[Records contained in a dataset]
◆ ◆ ◆ ◆
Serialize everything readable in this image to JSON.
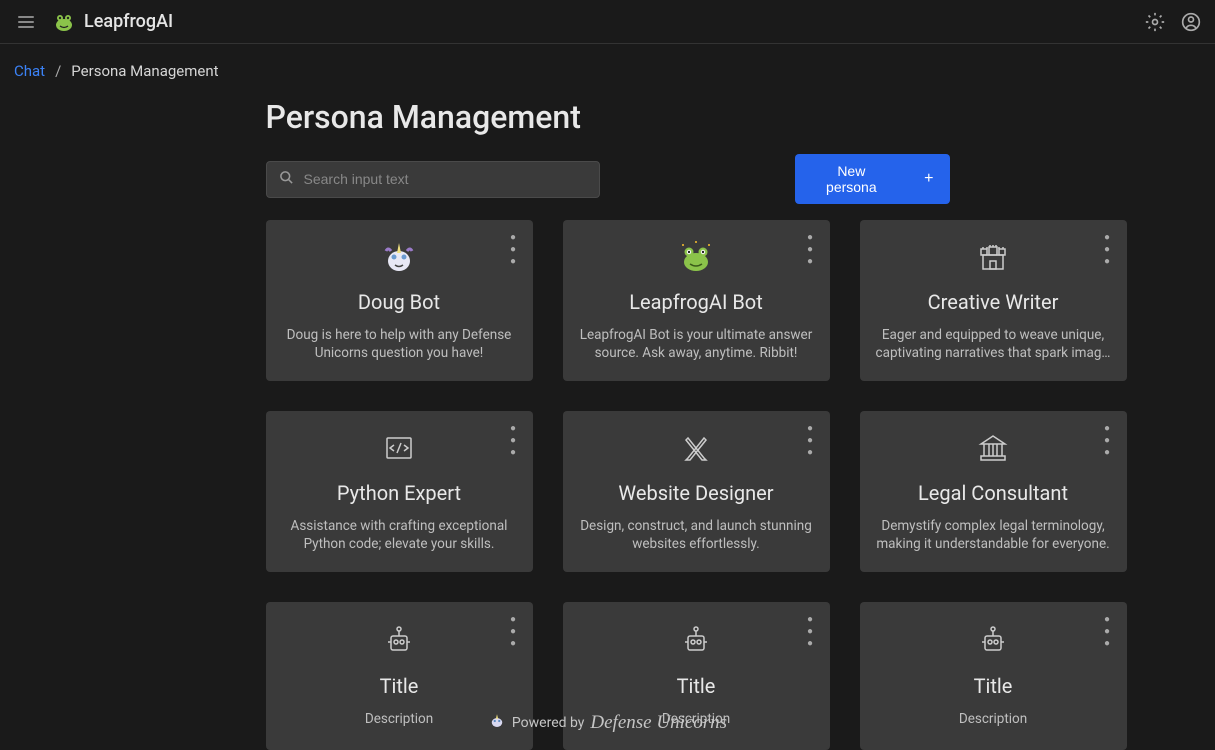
{
  "header": {
    "logo_text": "LeapfrogAI"
  },
  "breadcrumb": {
    "link_label": "Chat",
    "current": "Persona Management"
  },
  "page": {
    "title": "Persona Management"
  },
  "search": {
    "placeholder": "Search input text",
    "value": ""
  },
  "toolbar": {
    "new_button": "New persona"
  },
  "personas": [
    {
      "title": "Doug Bot",
      "description": "Doug is here to help with any Defense Unicorns question you have!",
      "icon": "unicorn"
    },
    {
      "title": "LeapfrogAI Bot",
      "description": "LeapfrogAI Bot is your ultimate answer source. Ask away, anytime. Ribbit!",
      "icon": "frog"
    },
    {
      "title": "Creative Writer",
      "description": "Eager and equipped to weave unique, captivating narratives that spark imag…",
      "icon": "castle"
    },
    {
      "title": "Python Expert",
      "description": "Assistance with crafting exceptional Python code; elevate your skills.",
      "icon": "code"
    },
    {
      "title": "Website Designer",
      "description": "Design, construct, and launch stunning websites effortlessly.",
      "icon": "design"
    },
    {
      "title": "Legal Consultant",
      "description": "Demystify complex legal terminology, making it understandable for everyone.",
      "icon": "legal"
    },
    {
      "title": "Title",
      "description": "Description",
      "icon": "robot"
    },
    {
      "title": "Title",
      "description": "Description",
      "icon": "robot"
    },
    {
      "title": "Title",
      "description": "Description",
      "icon": "robot"
    }
  ],
  "footer": {
    "powered_by": "Powered by",
    "brand": "Defense Unicorns"
  }
}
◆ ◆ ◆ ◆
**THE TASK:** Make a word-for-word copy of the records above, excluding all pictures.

**TASK RESULT:**
Serialize everything readable in this image to JSON.
{
  "header": {
    "logo_text": "LeapfrogAI"
  },
  "breadcrumb": {
    "link_label": "Chat",
    "current": "Persona Management"
  },
  "page": {
    "title": "Persona Management"
  },
  "search": {
    "placeholder": "Search input text",
    "value": ""
  },
  "toolbar": {
    "new_button": "New persona"
  },
  "personas": [
    {
      "title": "Doug Bot",
      "description": "Doug is here to help with any Defense Unicorns question you have!",
      "icon": "unicorn"
    },
    {
      "title": "LeapfrogAI Bot",
      "description": "LeapfrogAI Bot is your ultimate answer source. Ask away, anytime. Ribbit!",
      "icon": "frog"
    },
    {
      "title": "Creative Writer",
      "description": "Eager and equipped to weave unique, captivating narratives that spark imag…",
      "icon": "castle"
    },
    {
      "title": "Python Expert",
      "description": "Assistance with crafting exceptional Python code; elevate your skills.",
      "icon": "code"
    },
    {
      "title": "Website Designer",
      "description": "Design, construct, and launch stunning websites effortlessly.",
      "icon": "design"
    },
    {
      "title": "Legal Consultant",
      "description": "Demystify complex legal terminology, making it understandable for everyone.",
      "icon": "legal"
    },
    {
      "title": "Title",
      "description": "Description",
      "icon": "robot"
    },
    {
      "title": "Title",
      "description": "Description",
      "icon": "robot"
    },
    {
      "title": "Title",
      "description": "Description",
      "icon": "robot"
    }
  ],
  "footer": {
    "powered_by": "Powered by",
    "brand": "Defense Unicorns"
  }
}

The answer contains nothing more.